* Swallow Hill Community College with £231,830;

* John Smeaton Community College with £180,690;

* Lawnswood School with £179,533;

* Allerton Grange High School with £179,988.

Some of the smallest claims came from the city’s primary schools.

St Anthony’s Catholic Primary School, in Beeston, forked out around £552 on supply staff during the last financial year.

Westbrook Lane Primary, in Horsforth, paid £549 to temporary teachers and Stanningley Primary School paid £684 to supply teachers.

During the previous financial year in 2009/10 £4.3m was spent just on secondary school supply teachers.

Charlotte Linacre, campaign Manager at the Taxpayers’ Alliance said: “It’s crucial that money from school budgets is spent in the most effective way.

“Employing temporary staff to cover positions does have its place but can be much more costly than paying a teacher.

“It’s worrying if some schools are becoming too reliant on supply teachers, parents may feel concerned about continuity of teaching and taxpayers are landed with a bigger bill.”

Nigel Richardson, director of children’s services, said: “It’s important to maintain consistent levels of quality teaching and head teachers have a duty to ensure there is a sufficient number of staff to meet the needs of their children and young people.

“The amount spent on supply teachers in Leeds primary and secondary schools in 2010/11 amounts to just 1.79 per cent of the overall schools budget for that academic year.

“The vast majority of teaching staff in primary and secondary schools are permanent but occasionally there are times when it is necessary to employ staff on a temporary basis, for instance to cover sickness, maternity cover and training.”

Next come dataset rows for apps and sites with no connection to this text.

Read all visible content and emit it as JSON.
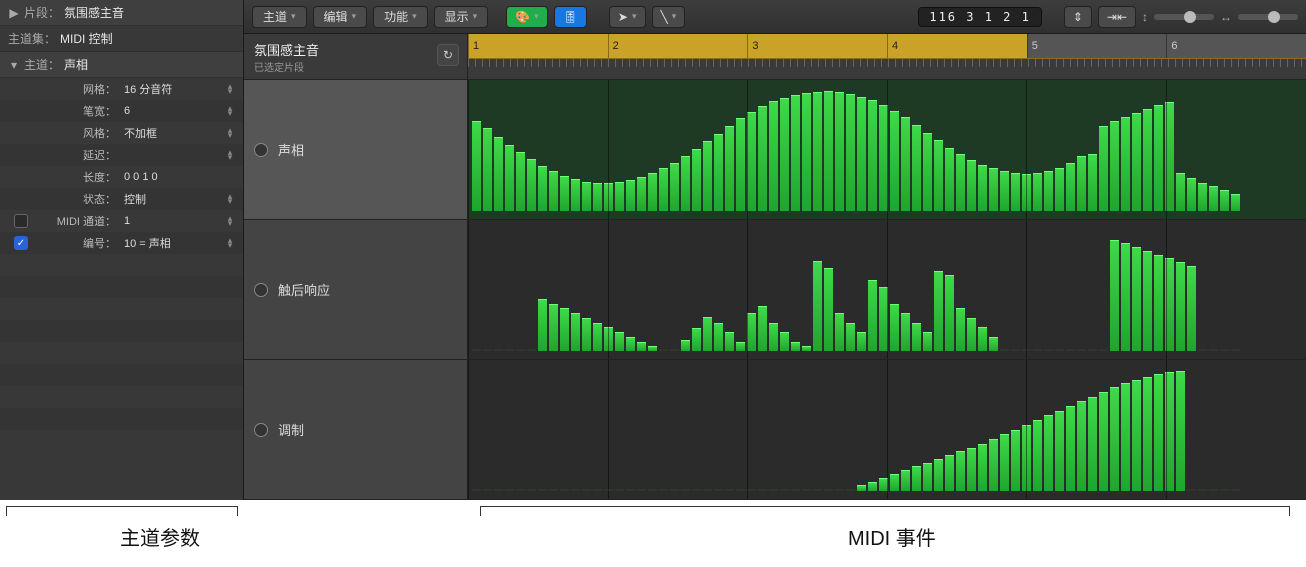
{
  "inspector": {
    "segment_label": "片段：",
    "segment_value": "氛围感主音",
    "channel_set_label": "主道集：",
    "channel_set_value": "MIDI 控制",
    "channel_label": "主道：",
    "channel_value": "声相",
    "params": [
      {
        "label": "网格：",
        "value": "16 分音符",
        "stepper": true
      },
      {
        "label": "笔宽：",
        "value": "6",
        "stepper": true
      },
      {
        "label": "风格：",
        "value": "不加框",
        "stepper": true
      },
      {
        "label": "延迟：",
        "value": "",
        "stepper": true
      },
      {
        "label": "长度：",
        "value": "0 0 1   0",
        "stepper": false
      },
      {
        "label": "状态：",
        "value": "控制",
        "stepper": true
      },
      {
        "label": "MIDI 通道：",
        "value": "1",
        "stepper": true,
        "check": "off"
      },
      {
        "label": "编号：",
        "value": "10 = 声相",
        "stepper": true,
        "check": "on"
      }
    ]
  },
  "toolbar": {
    "menus": [
      "主道",
      "编辑",
      "功能",
      "显示"
    ],
    "palette_icon": "palette-icon",
    "tuning_icon": "tuning-icon",
    "pointer_icon": "pointer-icon",
    "pencil_icon": "pencil-icon",
    "position": "116  3 1 2 1",
    "vzoom_icon": "vertical-zoom-icon",
    "fit_icon": "fit-horizontal-icon"
  },
  "region": {
    "title": "氛围感主音",
    "subtitle": "已选定片段",
    "loop_icon": "loop-icon"
  },
  "ruler": {
    "labels": [
      "1",
      "2",
      "3",
      "4",
      "5",
      "6"
    ]
  },
  "lanes": [
    {
      "name": "声相",
      "selected": true,
      "kind": "pan"
    },
    {
      "name": "触后响应",
      "selected": false,
      "kind": "aftertouch"
    },
    {
      "name": "调制",
      "selected": false,
      "kind": "mod"
    }
  ],
  "chart_data": [
    {
      "type": "bar",
      "title": "声相",
      "ylabel": "",
      "xlabel": "",
      "ylim": [
        0,
        127
      ],
      "values": [
        95,
        88,
        78,
        70,
        62,
        55,
        48,
        42,
        37,
        34,
        31,
        30,
        30,
        31,
        33,
        36,
        40,
        45,
        51,
        58,
        66,
        74,
        82,
        90,
        98,
        105,
        111,
        116,
        120,
        123,
        125,
        126,
        127,
        126,
        124,
        121,
        117,
        112,
        106,
        99,
        91,
        83,
        75,
        67,
        60,
        54,
        49,
        45,
        42,
        40,
        39,
        40,
        42,
        46,
        51,
        58,
        60,
        90,
        95,
        100,
        104,
        108,
        112,
        115,
        40,
        35,
        30,
        26,
        22,
        18
      ]
    },
    {
      "type": "bar",
      "title": "触后响应",
      "ylim": [
        0,
        127
      ],
      "values": [
        0,
        0,
        0,
        0,
        0,
        0,
        55,
        50,
        45,
        40,
        35,
        30,
        25,
        20,
        15,
        10,
        5,
        0,
        0,
        12,
        24,
        36,
        30,
        20,
        10,
        40,
        48,
        30,
        20,
        10,
        5,
        95,
        88,
        40,
        30,
        20,
        75,
        68,
        50,
        40,
        30,
        20,
        85,
        80,
        45,
        35,
        25,
        15,
        0,
        0,
        0,
        0,
        0,
        0,
        0,
        0,
        0,
        0,
        118,
        114,
        110,
        106,
        102,
        98,
        94,
        90,
        0,
        0,
        0,
        0
      ]
    },
    {
      "type": "bar",
      "title": "调制",
      "ylim": [
        0,
        127
      ],
      "values": [
        0,
        0,
        0,
        0,
        0,
        0,
        0,
        0,
        0,
        0,
        0,
        0,
        0,
        0,
        0,
        0,
        0,
        0,
        0,
        0,
        0,
        0,
        0,
        0,
        0,
        0,
        0,
        0,
        0,
        0,
        0,
        0,
        0,
        0,
        0,
        6,
        10,
        14,
        18,
        22,
        26,
        30,
        34,
        38,
        42,
        46,
        50,
        55,
        60,
        65,
        70,
        75,
        80,
        85,
        90,
        95,
        100,
        105,
        110,
        114,
        118,
        121,
        124,
        126,
        127,
        0,
        0,
        0,
        0,
        0
      ]
    }
  ],
  "annotations": {
    "left": "主道参数",
    "right": "MIDI 事件"
  }
}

Bold asymmetric shapes and textural interplay from Josie Partridge at Leeds College of Art.

Fashion matters: Young designers create a brave new world